RB: Well…we’re family… I’ll just leave it at that.

Biz: What does the future look like for the Ralph Brennan Restaurant Group?

RB: (laughing) I don’t know where we’re headed. I hate to say that, but I mean, what’s happened to us in the past four years — with Brennan’s sort of falling in our lap and now Napoleon House — they were not in any sort of strategic plan that I had, but it happened and they’re great opportunities.


Packed with history, the Napoleon House (500 Chartres Street) was acquired by Ralph Brennan on April 30. Brennan purchased the property from the Impastato family, who ran the business for 101 years.

Photo by Greg Miles

Biz: You seem to be very personally involved in all the “little things” at your restaurants. Does that mean you’re going to hit a ceiling in terms of expansion?

RB: That’s a great question, because I may be reaching that point. We’re a little stressed right now and we need to hire a few people. I am actually thinking about reorganizing my senior group a little bit. We have really key people but we have a lot on our plate right now, so that is definitely high on my agenda.

Biz: What is the biggest day-to-day challenge in business for you?

RB: The biggest challenge is staffing the restaurants — all of the restaurants. Managers, service personnel, kitchen, utility staff, we’re short everywhere, and I don’t think we’re the only ones. Brennan’s magnifies that a little bit because it’s new and so much bigger, but I’ve talked to all my cousins and they say the same.

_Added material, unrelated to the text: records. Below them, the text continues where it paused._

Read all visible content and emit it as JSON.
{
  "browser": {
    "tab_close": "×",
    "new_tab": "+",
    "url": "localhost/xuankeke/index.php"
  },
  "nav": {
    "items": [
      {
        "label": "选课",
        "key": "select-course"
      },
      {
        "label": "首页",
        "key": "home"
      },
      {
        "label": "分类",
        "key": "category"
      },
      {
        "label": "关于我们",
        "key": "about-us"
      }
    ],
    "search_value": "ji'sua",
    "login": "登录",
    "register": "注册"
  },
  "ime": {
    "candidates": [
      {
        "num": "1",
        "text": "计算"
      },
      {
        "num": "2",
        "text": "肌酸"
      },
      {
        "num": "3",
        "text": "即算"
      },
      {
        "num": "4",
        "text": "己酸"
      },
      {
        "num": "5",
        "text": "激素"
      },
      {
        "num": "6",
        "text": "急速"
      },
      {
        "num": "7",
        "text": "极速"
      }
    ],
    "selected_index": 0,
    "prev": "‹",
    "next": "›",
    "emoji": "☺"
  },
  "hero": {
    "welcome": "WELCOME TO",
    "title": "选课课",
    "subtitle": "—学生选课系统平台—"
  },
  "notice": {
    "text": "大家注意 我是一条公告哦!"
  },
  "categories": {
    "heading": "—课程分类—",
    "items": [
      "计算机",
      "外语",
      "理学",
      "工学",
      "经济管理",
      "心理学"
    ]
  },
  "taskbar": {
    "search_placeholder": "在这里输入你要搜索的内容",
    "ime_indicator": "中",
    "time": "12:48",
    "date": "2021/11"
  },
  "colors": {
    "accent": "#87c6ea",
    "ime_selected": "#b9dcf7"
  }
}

I had dinner with some of my peers in the industry the other night when we were up in Washington together with the Louisiana Restaurant Association and we were talking about it over dinner. Everybody is looking for good people.

Biz: Is the industry doing anything to address this need?

RB: My cousins are working on a project called NOCHI (the New Orleans Culinary and Hospitality Institute). They took over the old arts building on Howard and Carondelet and they’re trying to put a culinary and hospitality program in there. That will be a real plus when it happens (slated to open in Fall 2016), but right now I think most of the training and development really happens internally to the restaurant. We were actually talking early today about promoting some people from within.

Most of our managers come from within because once they’ve been with you a long time they understand what’s important and what your core values are and how you think. When we do bring some managers in from the outside — which we did here with Brennan’s — we try to indoctrinate them as fast as we can into what we’re looking for.

Biz: And what are you looking for? Is there a “Brennan’s Way” of doing things?

RB: I guess our motto is to always make people happy and enjoy the thrill of doing so. That’s what we try to do everyday and you need people who want to do that, you need people who are genuinely interested in service and making sure every guest leaves happy. But it’s not just front of house staff. Your culinary team needs to be focused on the customer. For instance, if a customer has a special request, we need to honor it. The more customers you can get to leave smiling and happy — that’s how you build your reputation.

Take it from a man who knows how it’s done.


Mary Matalin and James Carville enjoy a meal in the new Chanteclair dining room amidst prints of Mardi Gras floats from the Krewe of Proteus in 1895.
Photo by Cheryl Gerber

 

 


Categories: Food, Hospitality, The Magazine